WHAT THE EXERCISE ASKS
Look for the word "JSON" in the entries and copy each line where it appears.

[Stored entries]
◇ ◇ ◇ ◇ ◇ ◇ ◇
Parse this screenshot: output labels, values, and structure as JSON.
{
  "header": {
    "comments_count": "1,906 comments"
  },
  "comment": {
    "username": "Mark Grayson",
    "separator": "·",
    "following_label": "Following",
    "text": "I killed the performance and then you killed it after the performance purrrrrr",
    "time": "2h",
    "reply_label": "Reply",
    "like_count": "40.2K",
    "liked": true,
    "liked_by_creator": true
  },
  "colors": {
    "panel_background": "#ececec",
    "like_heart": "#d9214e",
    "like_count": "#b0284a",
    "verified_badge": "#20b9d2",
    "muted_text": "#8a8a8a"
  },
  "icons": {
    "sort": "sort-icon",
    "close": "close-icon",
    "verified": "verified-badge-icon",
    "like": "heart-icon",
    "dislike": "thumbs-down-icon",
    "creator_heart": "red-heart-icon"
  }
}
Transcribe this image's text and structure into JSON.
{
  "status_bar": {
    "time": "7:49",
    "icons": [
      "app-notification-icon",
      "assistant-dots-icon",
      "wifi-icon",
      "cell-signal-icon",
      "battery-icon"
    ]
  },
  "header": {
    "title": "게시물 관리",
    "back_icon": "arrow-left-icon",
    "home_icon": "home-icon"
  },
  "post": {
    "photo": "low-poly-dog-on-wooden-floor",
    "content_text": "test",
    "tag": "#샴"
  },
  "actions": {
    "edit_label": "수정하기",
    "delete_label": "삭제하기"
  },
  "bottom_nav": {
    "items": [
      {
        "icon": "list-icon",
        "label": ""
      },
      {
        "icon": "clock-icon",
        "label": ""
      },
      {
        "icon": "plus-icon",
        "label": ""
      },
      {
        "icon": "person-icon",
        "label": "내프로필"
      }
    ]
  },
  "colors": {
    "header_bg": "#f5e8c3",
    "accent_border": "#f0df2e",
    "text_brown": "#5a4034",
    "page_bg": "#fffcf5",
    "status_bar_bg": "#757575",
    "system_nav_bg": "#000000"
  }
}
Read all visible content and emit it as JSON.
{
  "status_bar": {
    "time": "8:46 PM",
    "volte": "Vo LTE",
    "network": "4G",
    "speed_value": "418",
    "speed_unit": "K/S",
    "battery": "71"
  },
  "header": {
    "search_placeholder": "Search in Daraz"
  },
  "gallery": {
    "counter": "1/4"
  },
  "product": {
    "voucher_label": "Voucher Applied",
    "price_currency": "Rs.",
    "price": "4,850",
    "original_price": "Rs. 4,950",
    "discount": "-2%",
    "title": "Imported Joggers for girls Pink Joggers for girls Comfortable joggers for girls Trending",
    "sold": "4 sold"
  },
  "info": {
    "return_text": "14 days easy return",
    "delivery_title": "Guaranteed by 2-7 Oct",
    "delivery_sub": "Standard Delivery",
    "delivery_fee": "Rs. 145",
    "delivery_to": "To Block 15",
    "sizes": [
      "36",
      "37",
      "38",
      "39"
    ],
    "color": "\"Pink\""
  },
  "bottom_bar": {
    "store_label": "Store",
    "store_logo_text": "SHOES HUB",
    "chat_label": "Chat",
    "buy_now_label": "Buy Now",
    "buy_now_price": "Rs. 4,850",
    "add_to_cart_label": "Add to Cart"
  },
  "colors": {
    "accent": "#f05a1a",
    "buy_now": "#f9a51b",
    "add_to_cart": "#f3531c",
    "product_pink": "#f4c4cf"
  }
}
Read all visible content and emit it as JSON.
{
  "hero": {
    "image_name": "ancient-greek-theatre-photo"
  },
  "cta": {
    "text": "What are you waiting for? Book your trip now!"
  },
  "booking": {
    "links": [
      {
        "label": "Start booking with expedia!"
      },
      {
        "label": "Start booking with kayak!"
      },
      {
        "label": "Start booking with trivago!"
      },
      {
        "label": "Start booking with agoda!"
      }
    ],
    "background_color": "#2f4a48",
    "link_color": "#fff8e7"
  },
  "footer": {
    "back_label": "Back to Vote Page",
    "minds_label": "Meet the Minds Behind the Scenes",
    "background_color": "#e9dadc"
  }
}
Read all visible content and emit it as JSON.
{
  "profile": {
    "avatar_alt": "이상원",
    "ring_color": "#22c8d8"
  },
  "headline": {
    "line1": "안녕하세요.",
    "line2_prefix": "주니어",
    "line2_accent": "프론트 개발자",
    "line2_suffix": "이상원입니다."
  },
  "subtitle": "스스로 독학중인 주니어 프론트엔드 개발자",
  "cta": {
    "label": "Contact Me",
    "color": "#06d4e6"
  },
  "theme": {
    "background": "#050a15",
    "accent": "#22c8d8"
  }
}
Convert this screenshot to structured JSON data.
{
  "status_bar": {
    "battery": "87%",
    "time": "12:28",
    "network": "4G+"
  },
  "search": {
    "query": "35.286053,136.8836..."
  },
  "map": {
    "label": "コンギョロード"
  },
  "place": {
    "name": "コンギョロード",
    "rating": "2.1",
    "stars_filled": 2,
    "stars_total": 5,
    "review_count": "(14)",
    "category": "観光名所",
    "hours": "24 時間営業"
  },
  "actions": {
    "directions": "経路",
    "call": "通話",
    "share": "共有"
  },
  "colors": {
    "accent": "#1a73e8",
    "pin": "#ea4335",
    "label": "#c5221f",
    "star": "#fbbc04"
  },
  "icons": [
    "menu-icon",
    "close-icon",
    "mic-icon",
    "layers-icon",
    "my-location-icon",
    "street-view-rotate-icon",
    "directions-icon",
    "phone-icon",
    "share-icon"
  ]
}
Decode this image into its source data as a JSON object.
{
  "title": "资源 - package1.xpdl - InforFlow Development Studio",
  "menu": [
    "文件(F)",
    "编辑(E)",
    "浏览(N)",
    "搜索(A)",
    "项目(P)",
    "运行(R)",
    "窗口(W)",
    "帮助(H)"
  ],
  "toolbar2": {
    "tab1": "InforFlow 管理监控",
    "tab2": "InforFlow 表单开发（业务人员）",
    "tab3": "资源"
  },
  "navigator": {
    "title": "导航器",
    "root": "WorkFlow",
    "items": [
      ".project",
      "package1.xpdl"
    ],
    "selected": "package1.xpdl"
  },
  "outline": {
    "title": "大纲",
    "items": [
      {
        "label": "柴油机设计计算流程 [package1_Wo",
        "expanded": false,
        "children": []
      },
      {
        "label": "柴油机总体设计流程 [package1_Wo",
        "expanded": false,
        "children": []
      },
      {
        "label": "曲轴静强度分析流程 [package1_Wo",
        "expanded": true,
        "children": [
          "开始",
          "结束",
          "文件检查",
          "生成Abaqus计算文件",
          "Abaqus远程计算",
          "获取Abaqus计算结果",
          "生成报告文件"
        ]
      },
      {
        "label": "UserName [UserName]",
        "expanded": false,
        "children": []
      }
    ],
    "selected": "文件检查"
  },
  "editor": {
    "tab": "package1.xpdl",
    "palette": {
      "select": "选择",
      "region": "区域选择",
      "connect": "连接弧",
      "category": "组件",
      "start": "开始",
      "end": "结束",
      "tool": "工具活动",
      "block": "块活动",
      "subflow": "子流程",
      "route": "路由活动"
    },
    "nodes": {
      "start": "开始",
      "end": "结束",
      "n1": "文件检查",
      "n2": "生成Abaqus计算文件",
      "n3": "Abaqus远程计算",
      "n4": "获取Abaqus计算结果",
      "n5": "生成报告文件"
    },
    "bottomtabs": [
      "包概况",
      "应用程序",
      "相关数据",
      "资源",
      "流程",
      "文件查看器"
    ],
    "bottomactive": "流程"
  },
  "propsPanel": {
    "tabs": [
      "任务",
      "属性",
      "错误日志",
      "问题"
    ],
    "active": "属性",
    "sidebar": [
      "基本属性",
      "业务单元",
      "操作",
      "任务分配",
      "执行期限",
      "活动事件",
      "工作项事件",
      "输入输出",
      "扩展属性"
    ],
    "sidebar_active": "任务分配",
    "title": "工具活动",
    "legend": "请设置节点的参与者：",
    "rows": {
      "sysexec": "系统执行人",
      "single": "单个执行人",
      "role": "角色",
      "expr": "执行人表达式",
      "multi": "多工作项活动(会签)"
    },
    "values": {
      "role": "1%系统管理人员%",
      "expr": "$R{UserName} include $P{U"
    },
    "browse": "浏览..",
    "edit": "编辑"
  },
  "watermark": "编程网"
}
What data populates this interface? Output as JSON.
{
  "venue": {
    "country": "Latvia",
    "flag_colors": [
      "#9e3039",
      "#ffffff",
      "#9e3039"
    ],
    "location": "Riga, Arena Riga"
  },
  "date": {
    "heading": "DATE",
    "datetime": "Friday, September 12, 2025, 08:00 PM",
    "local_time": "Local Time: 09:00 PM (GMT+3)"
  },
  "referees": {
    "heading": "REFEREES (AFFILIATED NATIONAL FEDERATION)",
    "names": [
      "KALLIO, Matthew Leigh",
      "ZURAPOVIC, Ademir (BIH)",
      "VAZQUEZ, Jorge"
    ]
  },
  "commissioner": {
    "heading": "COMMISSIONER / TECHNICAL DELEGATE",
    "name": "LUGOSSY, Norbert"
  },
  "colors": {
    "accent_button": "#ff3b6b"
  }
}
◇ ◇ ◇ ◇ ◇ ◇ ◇
ANSWER FOR THIS EXERCISE
Parse this screenshot: output labels, values, and structure as JSON.
Transcribe this image's text and structure into JSON.
Read all visible content and emit it as JSON.
Read all visible content and emit it as JSON.
Read all visible content and emit it as JSON.
Convert this screenshot to structured JSON data.
Decode this image into its source data as a JSON object.
What data populates this interface? Output as JSON.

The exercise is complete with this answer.